As there is no transparent white watercolour, the white parts of a watercolour painting are most often areas of the paper "reserved" (left unpainted) and allowed to be seen in the finished work. To preserve these white areas, many painters use a variety of resists, including masking tape, clear wax or a liquid latex, that are applied to the paper to protect it from paint, then pulled away to reveal the white paper. Resist painting can also be an effective technique for beginning watercolour artists.

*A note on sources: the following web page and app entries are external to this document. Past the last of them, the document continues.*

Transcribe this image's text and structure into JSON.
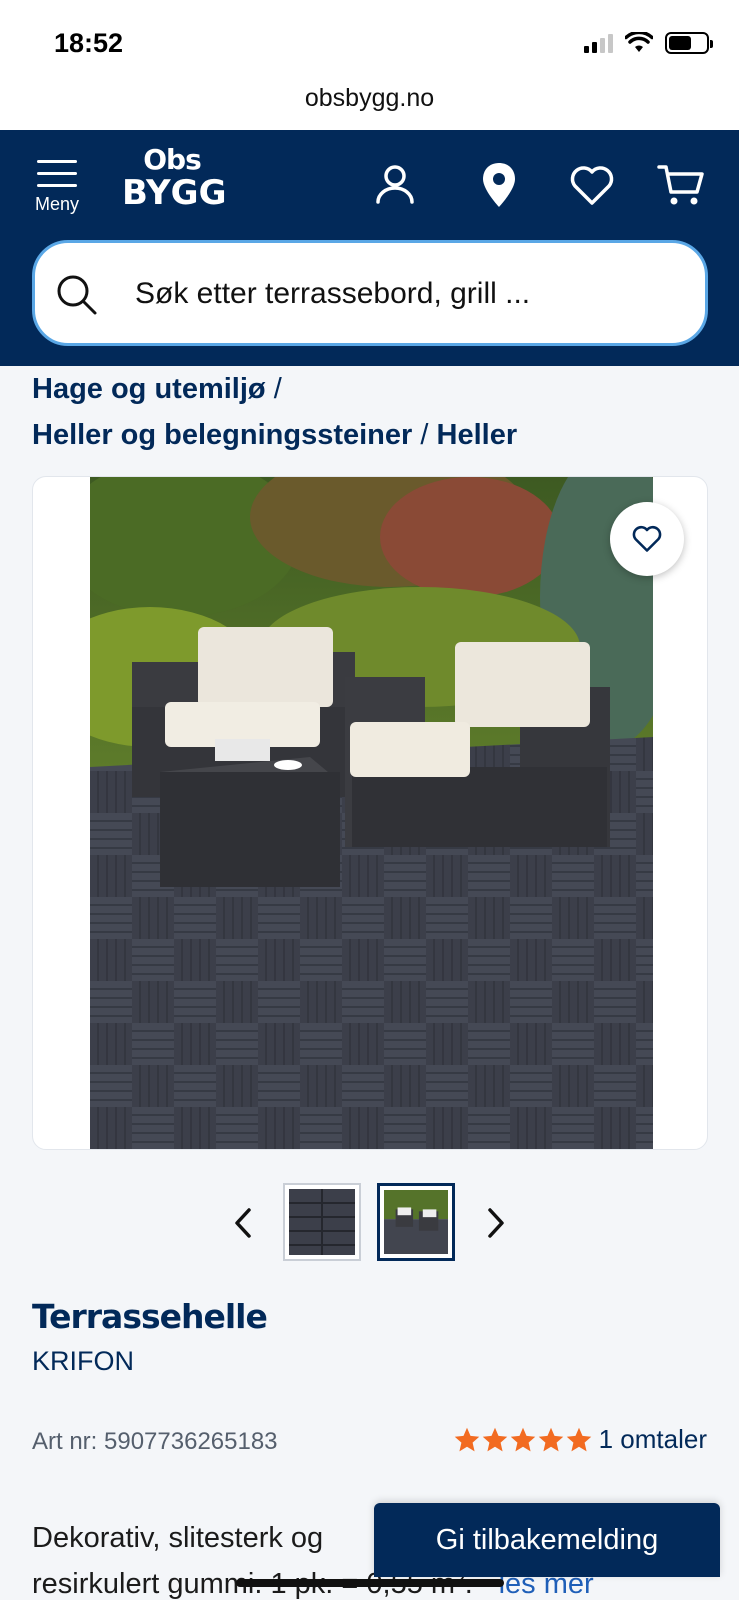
{
  "status_bar": {
    "time": "18:52"
  },
  "browser": {
    "url": "obsbygg.no"
  },
  "header": {
    "menu_label": "Meny",
    "logo_line1": "Obs",
    "logo_line2": "BYGG",
    "icons": [
      "user-icon",
      "location-pin-icon",
      "heart-icon",
      "cart-icon"
    ],
    "search_placeholder": "Søk etter terrassebord, grill ...",
    "brand_color": "#022959",
    "search_border_color": "#5aa7e6"
  },
  "breadcrumb": {
    "item1": "Hage og utemiljø",
    "item2": "Heller og belegningssteiner",
    "item3": "Heller",
    "separator": "/"
  },
  "gallery": {
    "thumbnail_count": 2,
    "active_thumbnail": 2
  },
  "product": {
    "title": "Terrassehelle",
    "brand": "KRIFON",
    "art_nr": "Art nr: 5907736265183",
    "rating_stars": 5,
    "rating_text": "1 omtaler",
    "star_color": "#f26b21",
    "description_line1": "Dekorativ, slitesterk og",
    "description_line2": "resirkulert gummi. 1 pk. = 0,55 m². -",
    "read_more": "les mer"
  },
  "feedback_button": "Gi tilbakemelding"
}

The painter can use wax crayons or oil pastels prior to painting the paper. The wax or oil mediums repel, or resist the watercolour paint. White paint (titanium dioxide PW6 or zinc oxide PW4) is best used to insert highlights or white accents into a painting. If mixed with other pigments, white paints may cause them to fade or change hue under light exposure. White paint (gouache) mixed with a "transparent" watercolour paint will cause the transparency to disappear and the paint to look much duller. White paint will always appear dull and chalky next to the white of the paper; however this can be used for some effects.
Courtesy of Wikipedia